- [What you are asked to do]:
Your answer should be the records below, written out exactly.

- [Exercise material]:
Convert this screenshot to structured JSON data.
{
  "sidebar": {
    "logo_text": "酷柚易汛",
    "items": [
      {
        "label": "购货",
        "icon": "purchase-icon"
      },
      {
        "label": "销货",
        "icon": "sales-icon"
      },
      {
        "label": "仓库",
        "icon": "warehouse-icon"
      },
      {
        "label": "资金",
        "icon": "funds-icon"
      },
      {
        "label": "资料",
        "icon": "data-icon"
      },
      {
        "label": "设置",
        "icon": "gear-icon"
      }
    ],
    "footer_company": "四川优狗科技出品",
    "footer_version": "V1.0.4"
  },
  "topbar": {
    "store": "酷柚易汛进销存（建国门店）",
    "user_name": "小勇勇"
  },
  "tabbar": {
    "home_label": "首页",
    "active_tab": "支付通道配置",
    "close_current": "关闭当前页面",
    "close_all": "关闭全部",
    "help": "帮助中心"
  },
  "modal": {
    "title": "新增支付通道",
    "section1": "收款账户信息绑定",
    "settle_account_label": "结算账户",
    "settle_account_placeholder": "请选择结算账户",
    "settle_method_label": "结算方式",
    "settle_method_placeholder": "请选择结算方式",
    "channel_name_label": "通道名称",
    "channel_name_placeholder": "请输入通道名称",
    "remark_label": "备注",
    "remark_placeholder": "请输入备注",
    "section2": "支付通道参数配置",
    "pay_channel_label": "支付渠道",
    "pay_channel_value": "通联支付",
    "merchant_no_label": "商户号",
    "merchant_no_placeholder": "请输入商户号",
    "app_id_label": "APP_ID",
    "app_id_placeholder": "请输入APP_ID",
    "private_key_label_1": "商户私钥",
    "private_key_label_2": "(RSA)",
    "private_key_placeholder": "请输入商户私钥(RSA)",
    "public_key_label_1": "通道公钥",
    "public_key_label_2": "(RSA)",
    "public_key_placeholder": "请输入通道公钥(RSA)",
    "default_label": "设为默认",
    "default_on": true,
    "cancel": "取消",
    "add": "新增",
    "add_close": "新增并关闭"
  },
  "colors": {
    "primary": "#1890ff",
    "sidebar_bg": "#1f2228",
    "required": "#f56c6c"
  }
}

- [Solution for this exercise]:
Convert this screenshot to structured JSON data.
{
  "sidebar": {
    "logo_text": "酷柚易汛",
    "items": [
      {
        "label": "购货",
        "icon": "purchase-icon"
      },
      {
        "label": "销货",
        "icon": "sales-icon"
      },
      {
        "label": "仓库",
        "icon": "warehouse-icon"
      },
      {
        "label": "资金",
        "icon": "funds-icon"
      },
      {
        "label": "资料",
        "icon": "data-icon"
      },
      {
        "label": "设置",
        "icon": "gear-icon"
      }
    ],
    "footer_company": "四川优狗科技出品",
    "footer_version": "V1.0.4"
  },
  "topbar": {
    "store": "酷柚易汛进销存（建国门店）",
    "user_name": "小勇勇"
  },
  "tabbar": {
    "home_label": "首页",
    "active_tab": "支付通道配置",
    "close_current": "关闭当前页面",
    "close_all": "关闭全部",
    "help": "帮助中心"
  },
  "modal": {
    "title": "新增支付通道",
    "section1": "收款账户信息绑定",
    "settle_account_label": "结算账户",
    "settle_account_placeholder": "请选择结算账户",
    "settle_method_label": "结算方式",
    "settle_method_placeholder": "请选择结算方式",
    "channel_name_label": "通道名称",
    "channel_name_placeholder": "请输入通道名称",
    "remark_label": "备注",
    "remark_placeholder": "请输入备注",
    "section2": "支付通道参数配置",
    "pay_channel_label": "支付渠道",
    "pay_channel_value": "通联支付",
    "merchant_no_label": "商户号",
    "merchant_no_placeholder": "请输入商户号",
    "app_id_label": "APP_ID",
    "app_id_placeholder": "请输入APP_ID",
    "private_key_label_1": "商户私钥",
    "private_key_label_2": "(RSA)",
    "private_key_placeholder": "请输入商户私钥(RSA)",
    "public_key_label_1": "通道公钥",
    "public_key_label_2": "(RSA)",
    "public_key_placeholder": "请输入通道公钥(RSA)",
    "default_label": "设为默认",
    "default_on": true,
    "cancel": "取消",
    "add": "新增",
    "add_close": "新增并关闭"
  },
  "colors": {
    "primary": "#1890ff",
    "sidebar_bg": "#1f2228",
    "required": "#f56c6c"
  }
}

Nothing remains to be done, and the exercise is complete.